Covid-19: children exposed to the virus can develop immunity without being infected
In a clinical case study, researchers reported observing immunity in children who were not infected but whose parents tested positive and had Covid-19.
At a time when we were wondering about immunity to the Sars-CoV-2 coronavirus, a new study suggests that exposure to the virus, without infection, is enough to develop an immune response in children. Clearly, it could be that being in contact with a person who tests positive is enough for children to develop immunity, without becoming infected. This hypothesis comes from a clinical case study, presented by physicians from the Murdoch Childrens Research Institute (MCRI, Melbourne, Australia), and published in the journal Nature Communications.
The study was conducted in a family in which both parents tested positive for coronavirus and developed symptoms (cough, nasal congestion, fever, headache). Researchers have closely followed the couples three school-age children.

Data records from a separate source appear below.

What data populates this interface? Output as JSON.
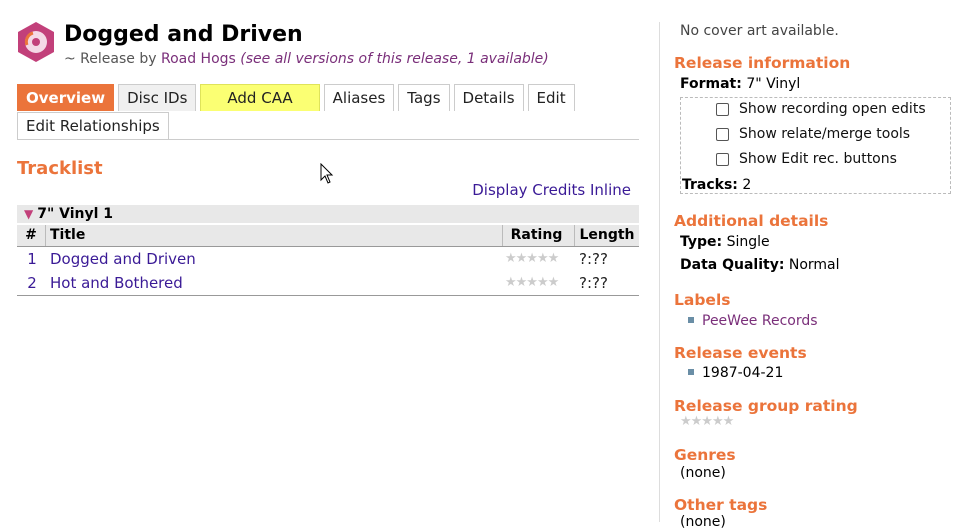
{
  "release": {
    "title": "Dogged and Driven",
    "subtitle_prefix": "~ Release by",
    "artist": "Road Hogs",
    "versions_note": "(see all versions of this release, 1 available)"
  },
  "tabs": [
    {
      "label": "Overview",
      "active": true
    },
    {
      "label": "Disc IDs"
    },
    {
      "label": "Add CAA"
    },
    {
      "label": "Aliases"
    },
    {
      "label": "Tags"
    },
    {
      "label": "Details"
    },
    {
      "label": "Edit"
    },
    {
      "label": "Edit Relationships"
    }
  ],
  "tracklist": {
    "heading": "Tracklist",
    "credits_link": "Display Credits Inline",
    "disc_label": "7\" Vinyl 1",
    "columns": [
      "#",
      "Title",
      "Rating",
      "Length"
    ],
    "rows": [
      {
        "num": "1",
        "title": "Dogged and Driven",
        "rating": "★★★★★",
        "length": "?:??"
      },
      {
        "num": "2",
        "title": "Hot and Bothered",
        "rating": "★★★★★",
        "length": "?:??"
      }
    ]
  },
  "sidebar": {
    "cover_note": "No cover art available.",
    "release_info_heading": "Release information",
    "format_label": "Format:",
    "format_value": "7\" Vinyl",
    "options": [
      {
        "label": "Show recording open edits",
        "checked": false
      },
      {
        "label": "Show relate/merge tools",
        "checked": false
      },
      {
        "label": "Show Edit rec. buttons",
        "checked": false
      }
    ],
    "tracks_label": "Tracks:",
    "tracks_value": "2",
    "additional_heading": "Additional details",
    "type_label": "Type:",
    "type_value": "Single",
    "quality_label": "Data Quality:",
    "quality_value": "Normal",
    "labels_heading": "Labels",
    "label_item": "PeeWee Records",
    "events_heading": "Release events",
    "event_item": "1987-04-21",
    "rg_rating_heading": "Release group rating",
    "rg_rating_stars": "★★★★★",
    "genres_heading": "Genres",
    "genres_value": "(none)",
    "other_tags_heading": "Other tags",
    "other_tags_value": "(none)"
  },
  "colors": {
    "accent": "#eb743b",
    "link": "#3a1a96",
    "artist_link": "#7a2f7a",
    "add_caa_bg": "#fbff73"
  },
  "icons": {
    "logo": "release-logo-icon",
    "disc_toggle": "triangle-down-icon",
    "cursor": "mouse-cursor-icon"
  }
}
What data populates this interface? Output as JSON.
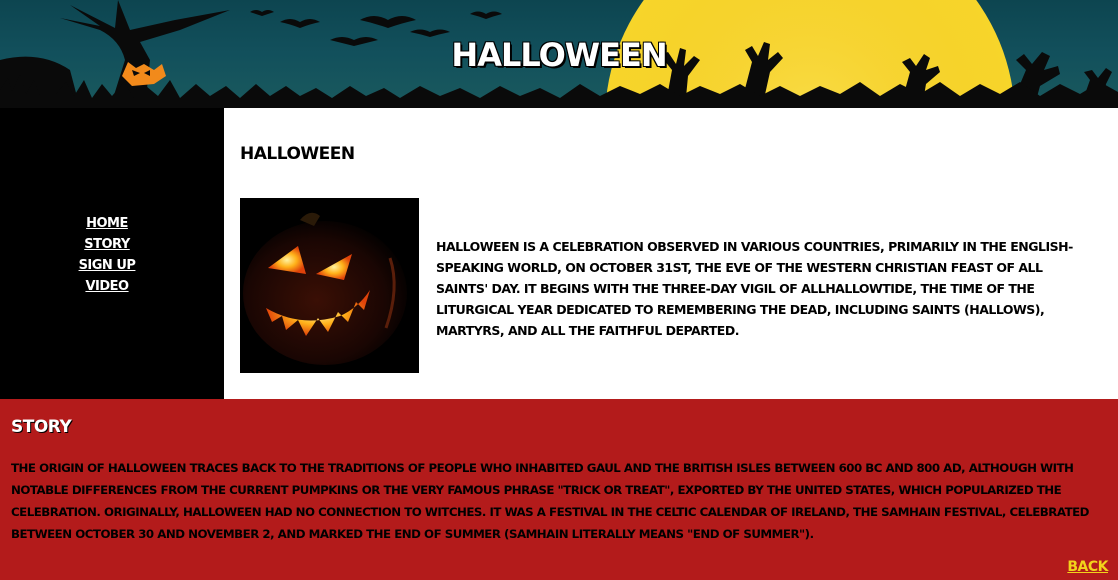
{
  "header": {
    "title": "HALLOWEEN"
  },
  "nav": {
    "items": [
      {
        "label": "HOME"
      },
      {
        "label": "STORY"
      },
      {
        "label": "SIGN UP"
      },
      {
        "label": "VIDEO"
      }
    ]
  },
  "main": {
    "heading": "HALLOWEEN",
    "intro": "HALLOWEEN IS A CELEBRATION OBSERVED IN VARIOUS COUNTRIES, PRIMARILY IN THE ENGLISH-SPEAKING WORLD, ON OCTOBER 31ST, THE EVE OF THE WESTERN CHRISTIAN FEAST OF ALL SAINTS' DAY. IT BEGINS WITH THE THREE-DAY VIGIL OF ALLHALLOWTIDE, THE TIME OF THE LITURGICAL YEAR DEDICATED TO REMEMBERING THE DEAD, INCLUDING SAINTS (HALLOWS), MARTYRS, AND ALL THE FAITHFUL DEPARTED."
  },
  "story": {
    "heading": "STORY",
    "text": "THE ORIGIN OF HALLOWEEN TRACES BACK TO THE TRADITIONS OF PEOPLE WHO INHABITED GAUL AND THE BRITISH ISLES BETWEEN 600 BC AND 800 AD, ALTHOUGH WITH NOTABLE DIFFERENCES FROM THE CURRENT PUMPKINS OR THE VERY FAMOUS PHRASE \"TRICK OR TREAT\", EXPORTED BY THE UNITED STATES, WHICH POPULARIZED THE CELEBRATION. ORIGINALLY, HALLOWEEN HAD NO CONNECTION TO WITCHES. IT WAS A FESTIVAL IN THE CELTIC CALENDAR OF IRELAND, THE SAMHAIN FESTIVAL, CELEBRATED BETWEEN OCTOBER 30 AND NOVEMBER 2, AND MARKED THE END OF SUMMER (SAMHAIN LITERALLY MEANS \"END OF SUMMER\").",
    "back_label": "BACK"
  },
  "colors": {
    "header_sky": "#0d4550",
    "moon": "#f7d52a",
    "sidebar": "#000000",
    "story_bg": "#b31b1b",
    "back_link": "#f2d21b"
  }
}
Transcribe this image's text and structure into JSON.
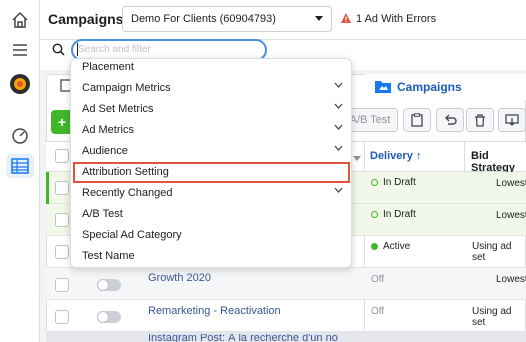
{
  "header": {
    "title": "Campaigns",
    "account_selector": "Demo For Clients (60904793)",
    "error_text": "1 Ad With Errors"
  },
  "search": {
    "placeholder": "Search and filter"
  },
  "tabs": {
    "campaigns_label": "Campaigns"
  },
  "toolbar": {
    "ab_test_label": "A/B Test"
  },
  "table": {
    "headers": {
      "delivery": "Delivery ↑",
      "bid_strategy": "Bid Strategy"
    },
    "rows": [
      {
        "name": "",
        "delivery": "In Draft",
        "bid": "Lowest"
      },
      {
        "name": "",
        "delivery": "In Draft",
        "bid": "Lowest"
      },
      {
        "name": "",
        "delivery": "Active",
        "bid": "Using ad set"
      },
      {
        "name": "Growth 2020",
        "delivery": "Off",
        "bid": "Lowest"
      },
      {
        "name": "Remarketing - Reactivation",
        "delivery": "Off",
        "bid": "Using ad set"
      },
      {
        "name": "Instagram Post: À la recherche d'un nouveau",
        "delivery": "",
        "bid": ""
      }
    ]
  },
  "dropdown": {
    "items": [
      {
        "label": "Placement",
        "has_submenu": false
      },
      {
        "label": "Campaign Metrics",
        "has_submenu": true
      },
      {
        "label": "Ad Set Metrics",
        "has_submenu": true
      },
      {
        "label": "Ad Metrics",
        "has_submenu": true
      },
      {
        "label": "Audience",
        "has_submenu": true
      },
      {
        "label": "Attribution Setting",
        "has_submenu": false,
        "highlighted": true
      },
      {
        "label": "Recently Changed",
        "has_submenu": true
      },
      {
        "label": "A/B Test",
        "has_submenu": false
      },
      {
        "label": "Special Ad Category",
        "has_submenu": false
      },
      {
        "label": "Test Name",
        "has_submenu": false
      }
    ]
  },
  "colors": {
    "accent": "#1877f2",
    "error": "#e0533d",
    "success": "#42b72a",
    "highlight_outline": "#e0533d"
  },
  "icons": [
    "home-icon",
    "menu-icon",
    "avatar",
    "dashboard-icon",
    "table-icon",
    "search-icon",
    "warning-icon",
    "chevron-down-icon",
    "clipboard-icon",
    "undo-icon",
    "trash-icon",
    "export-icon",
    "folder-icon"
  ]
}
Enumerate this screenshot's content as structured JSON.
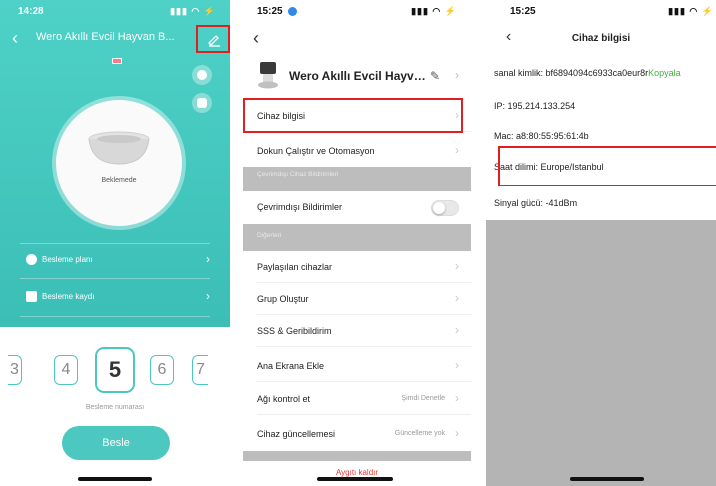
{
  "panel1": {
    "status_time": "14:28",
    "status_icons": "…• ▽",
    "title": "Wero Akıllı Evcil Hayvan B...",
    "bowl_status": "Beklemede",
    "feeding_plan": "Besleme planı",
    "feeding_log": "Besleme kaydı",
    "numbers": [
      "3",
      "4",
      "5",
      "6",
      "7"
    ],
    "number_label": "Besleme numarası",
    "feed_button": "Besle"
  },
  "panel2": {
    "status_time": "15:25",
    "title": "Wero Akıllı Evcil Hayvan...",
    "device_info": "Cihaz bilgisi",
    "tap_run": "Dokun Çalıştır ve Otomasyon",
    "offline_section": "Çevrimdışı Cihaz Bildirimleri",
    "offline_notif": "Çevrimdışı Bildirimler",
    "others_section": "Diğerleri",
    "shared": "Paylaşılan cihazlar",
    "group": "Grup Oluştur",
    "faq": "SSS & Geribildirim",
    "home_add": "Ana Ekrana Ekle",
    "network": "Ağı kontrol et",
    "network_value": "Şimdi Denetle",
    "update": "Cihaz güncellemesi",
    "update_value": "Güncelleme yok",
    "remove": "Aygıtı kaldır"
  },
  "panel3": {
    "status_time": "15:25",
    "title": "Cihaz bilgisi",
    "virtual_id_label": "sanal kimlik:",
    "virtual_id_value": "bf6894094c6933ca0eur8r",
    "copy": "Kopyala",
    "ip_label": "IP:",
    "ip_value": "195.214.133.254",
    "mac_label": "Mac:",
    "mac_value": "a8:80:55:95:61:4b",
    "tz_label": "Saat dilimi:",
    "tz_value": "Europe/Istanbul",
    "signal_label": "Sinyal gücü:",
    "signal_value": "-41dBm"
  }
}
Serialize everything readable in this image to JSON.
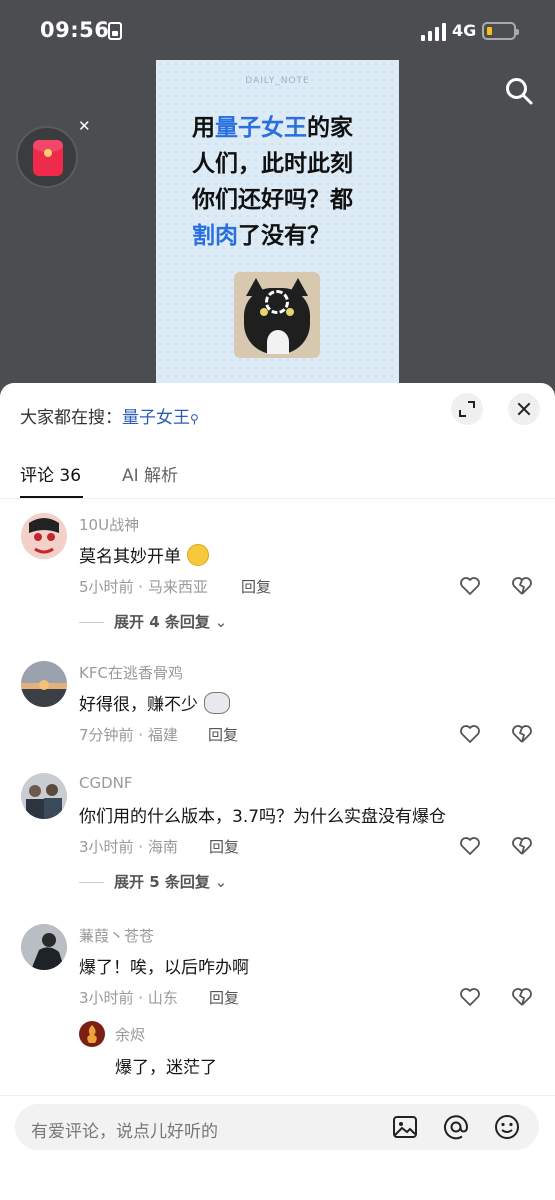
{
  "status_bar": {
    "time": "09:56",
    "network": "4G"
  },
  "video": {
    "card_tag": "DAILY_NOTE",
    "card_text": [
      {
        "t": "用",
        "hl": false
      },
      {
        "t": "量子女王",
        "hl": true
      },
      {
        "t": "的家人们，此时此刻你们还好吗？都",
        "hl": false
      },
      {
        "t": "割肉",
        "hl": true
      },
      {
        "t": "了没有？",
        "hl": false
      }
    ]
  },
  "sheet": {
    "hot_search_prefix": "大家都在搜：",
    "hot_search_keyword": "量子女王",
    "tabs": {
      "comments": "评论 36",
      "ai": "AI 解析"
    }
  },
  "comments": [
    {
      "user": "10U战神",
      "text": "莫名其妙开单",
      "emoji": "smile",
      "meta": "5小时前 · 马来西亚",
      "reply": "回复",
      "expand": "展开 4 条回复"
    },
    {
      "user": "KFC在逃香骨鸡",
      "text": "好得很，赚不少",
      "emoji": "dog",
      "meta": "7分钟前 · 福建",
      "reply": "回复",
      "expand": ""
    },
    {
      "user": "CGDNF",
      "text": "你们用的什么版本，3.7吗？为什么实盘没有爆仓",
      "emoji": "",
      "meta": "3小时前 · 海南",
      "reply": "回复",
      "expand": "展开 5 条回复"
    },
    {
      "user": "蒹葭丶苍苍",
      "text": "爆了！唉，以后咋办啊",
      "emoji": "",
      "meta": "3小时前 · 山东",
      "reply": "回复",
      "expand": ""
    }
  ],
  "sub_reply": {
    "user": "余烬",
    "text": "爆了，迷茫了"
  },
  "input": {
    "placeholder": "有爱评论，说点儿好听的"
  },
  "icons": [
    "search-icon",
    "red-envelope-icon",
    "close-icon",
    "expand-icon",
    "heart-icon",
    "broken-heart-icon",
    "image-icon",
    "at-icon",
    "emoji-icon"
  ]
}
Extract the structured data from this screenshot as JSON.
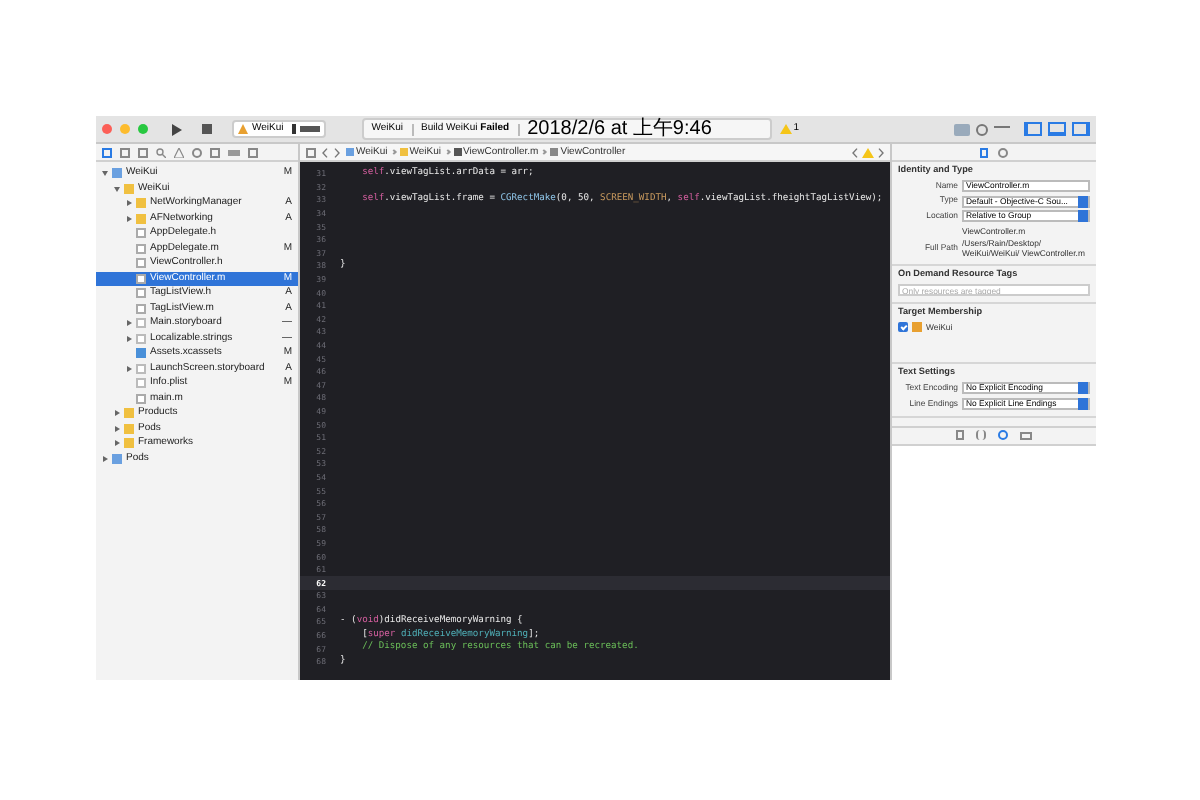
{
  "toolbar": {
    "scheme": "WeiKui",
    "status": {
      "project": "WeiKui",
      "message": "Build WeiKui **Failed**",
      "time": "2018/2/6 at 上午9:46"
    },
    "warning_count": "1"
  },
  "jump_bar": [
    "WeiKui",
    "WeiKui",
    "ViewController.m",
    "ViewController"
  ],
  "navigator": [
    {
      "name": "WeiKui",
      "kind": "project",
      "badge": "M",
      "expanded": true,
      "selected": false,
      "children": [
        {
          "name": "WeiKui",
          "kind": "folder",
          "expanded": true,
          "selected": false,
          "children": [
            {
              "name": "NetWorkingManager",
              "kind": "folder",
              "badge": "A",
              "expanded": false,
              "selected": false
            },
            {
              "name": "AFNetworking",
              "kind": "folder",
              "badge": "A",
              "expanded": false,
              "selected": false
            },
            {
              "name": "AppDelegate.h",
              "kind": "header",
              "selected": false
            },
            {
              "name": "AppDelegate.m",
              "kind": "source",
              "badge": "M",
              "selected": false
            },
            {
              "name": "ViewController.h",
              "kind": "header",
              "selected": false
            },
            {
              "name": "ViewController.m",
              "kind": "source",
              "badge": "M",
              "selected": true
            },
            {
              "name": "TagListView.h",
              "kind": "header",
              "badge": "A",
              "selected": false
            },
            {
              "name": "TagListView.m",
              "kind": "source",
              "badge": "A",
              "selected": false
            },
            {
              "name": "Main.storyboard",
              "kind": "doc",
              "badge": "—",
              "expanded": false,
              "selected": false
            },
            {
              "name": "Localizable.strings",
              "kind": "doc",
              "badge": "—",
              "expanded": false,
              "selected": false
            },
            {
              "name": "Assets.xcassets",
              "kind": "assets",
              "badge": "M",
              "selected": false
            },
            {
              "name": "LaunchScreen.storyboard",
              "kind": "doc",
              "badge": "A",
              "expanded": false,
              "selected": false
            },
            {
              "name": "Info.plist",
              "kind": "doc",
              "badge": "M",
              "selected": false
            },
            {
              "name": "main.m",
              "kind": "source",
              "selected": false
            }
          ]
        },
        {
          "name": "Products",
          "kind": "folder",
          "expanded": false,
          "selected": false
        },
        {
          "name": "Pods",
          "kind": "folder",
          "expanded": false,
          "selected": false
        },
        {
          "name": "Frameworks",
          "kind": "folder",
          "expanded": false,
          "selected": false
        }
      ]
    },
    {
      "name": "Pods",
      "kind": "project",
      "expanded": false,
      "selected": false
    }
  ],
  "editor": {
    "lines": [
      {
        "number": "31",
        "current": false,
        "segments": [
          {
            "kind": "keyword",
            "text": "    self"
          },
          {
            "kind": "plain",
            "text": ".viewTagList.arrData = arr;"
          }
        ]
      },
      {
        "number": "32",
        "current": false
      },
      {
        "number": "33",
        "current": false,
        "segments": [
          {
            "kind": "keyword",
            "text": "    self"
          },
          {
            "kind": "plain",
            "text": ".viewTagList.frame = "
          },
          {
            "kind": "function",
            "text": "CGRectMake"
          },
          {
            "kind": "plain",
            "text": "(0, 50, "
          },
          {
            "kind": "macro",
            "text": "SCREEN_WIDTH"
          },
          {
            "kind": "plain",
            "text": ", "
          },
          {
            "kind": "keyword",
            "text": "self"
          },
          {
            "kind": "plain",
            "text": ".viewTagList.fheightTagListView);"
          }
        ]
      },
      {
        "number": "34",
        "current": false
      },
      {
        "number": "35",
        "current": false
      },
      {
        "number": "36",
        "current": false
      },
      {
        "number": "37",
        "current": false
      },
      {
        "number": "38",
        "current": false,
        "segments": [
          {
            "kind": "plain",
            "text": "}"
          }
        ]
      },
      {
        "number": "39",
        "current": false
      },
      {
        "number": "40",
        "current": false
      },
      {
        "number": "41",
        "current": false
      },
      {
        "number": "42",
        "current": false
      },
      {
        "number": "43",
        "current": false
      },
      {
        "number": "44",
        "current": false
      },
      {
        "number": "45",
        "current": false
      },
      {
        "number": "46",
        "current": false
      },
      {
        "number": "47",
        "current": false
      },
      {
        "number": "48",
        "current": false
      },
      {
        "number": "49",
        "current": false
      },
      {
        "number": "50",
        "current": false
      },
      {
        "number": "51",
        "current": false
      },
      {
        "number": "52",
        "current": false
      },
      {
        "number": "53",
        "current": false
      },
      {
        "number": "54",
        "current": false
      },
      {
        "number": "55",
        "current": false
      },
      {
        "number": "56",
        "current": false
      },
      {
        "number": "57",
        "current": false
      },
      {
        "number": "58",
        "current": false
      },
      {
        "number": "59",
        "current": false
      },
      {
        "number": "60",
        "current": false
      },
      {
        "number": "61",
        "current": false
      },
      {
        "number": "62",
        "current": true
      },
      {
        "number": "63",
        "current": false
      },
      {
        "number": "64",
        "current": false
      },
      {
        "number": "65",
        "current": false,
        "segments": [
          {
            "kind": "plain",
            "text": "- ("
          },
          {
            "kind": "keyword",
            "text": "void"
          },
          {
            "kind": "plain",
            "text": ")didReceiveMemoryWarning {"
          }
        ]
      },
      {
        "number": "66",
        "current": false,
        "segments": [
          {
            "kind": "plain",
            "text": "    ["
          },
          {
            "kind": "keyword",
            "text": "super"
          },
          {
            "kind": "method",
            "text": " didReceiveMemoryWarning"
          },
          {
            "kind": "plain",
            "text": "];"
          }
        ]
      },
      {
        "number": "67",
        "current": false,
        "segments": [
          {
            "kind": "comment",
            "text": "    // Dispose of any resources that can be recreated."
          }
        ]
      },
      {
        "number": "68",
        "current": false,
        "segments": [
          {
            "kind": "plain",
            "text": "}"
          }
        ]
      }
    ]
  },
  "inspector": {
    "sections": [
      {
        "title": "Identity and Type",
        "rows": [
          {
            "kind": "field",
            "label": "Name",
            "value": "ViewController.m"
          },
          {
            "kind": "popup",
            "label": "Type",
            "value": "Default - Objective-C Sou..."
          },
          {
            "kind": "popup",
            "label": "Location",
            "value": "Relative to Group"
          },
          {
            "kind": "text",
            "value": "ViewController.m"
          },
          {
            "kind": "text",
            "label": "Full Path",
            "value": "/Users/Rain/Desktop/ WeiKui/WeiKui/ ViewController.m"
          }
        ]
      },
      {
        "title": "On Demand Resource Tags",
        "rows": [
          {
            "kind": "tags",
            "placeholder": "Only resources are tagged"
          }
        ]
      },
      {
        "title": "Target Membership",
        "rows": [
          {
            "kind": "checkbox",
            "value": "WeiKui",
            "checked": true
          }
        ]
      },
      {
        "title": "Text Settings",
        "rows": [
          {
            "kind": "popup",
            "label": "Text Encoding",
            "value": "No Explicit Encoding"
          },
          {
            "kind": "popup",
            "label": "Line Endings",
            "value": "No Explicit Line Endings"
          }
        ]
      }
    ]
  }
}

They took samples of blood, saliva, stool and urine, as well as nasal secretions from each member of the family every two to three days.
Verdict: The researchers found specific antibodies against Sars-CoV-2 in the saliva of all family members, and in detailed serological tests compared with those of healthy controls, not exposed to the virus.
"The youngest child, who had no symptoms, had the strongest antibody response," said Dr. Melanie Neeland of MCRI, a co-author of the study. "Despite the active response of immune cells in all children, the levels of cytokines, molecular messengers in the blood that can trigger an inflammatory response, have remained low. It was consistent with their mild or absent symptoms," she added.
For the scientists, these data raise the possibility that immunity to coronavirus in children may by itself prevent the establishment of Sars-CoV-2 infection. The virus barely has time to contact and infect the body when the immunity is already there.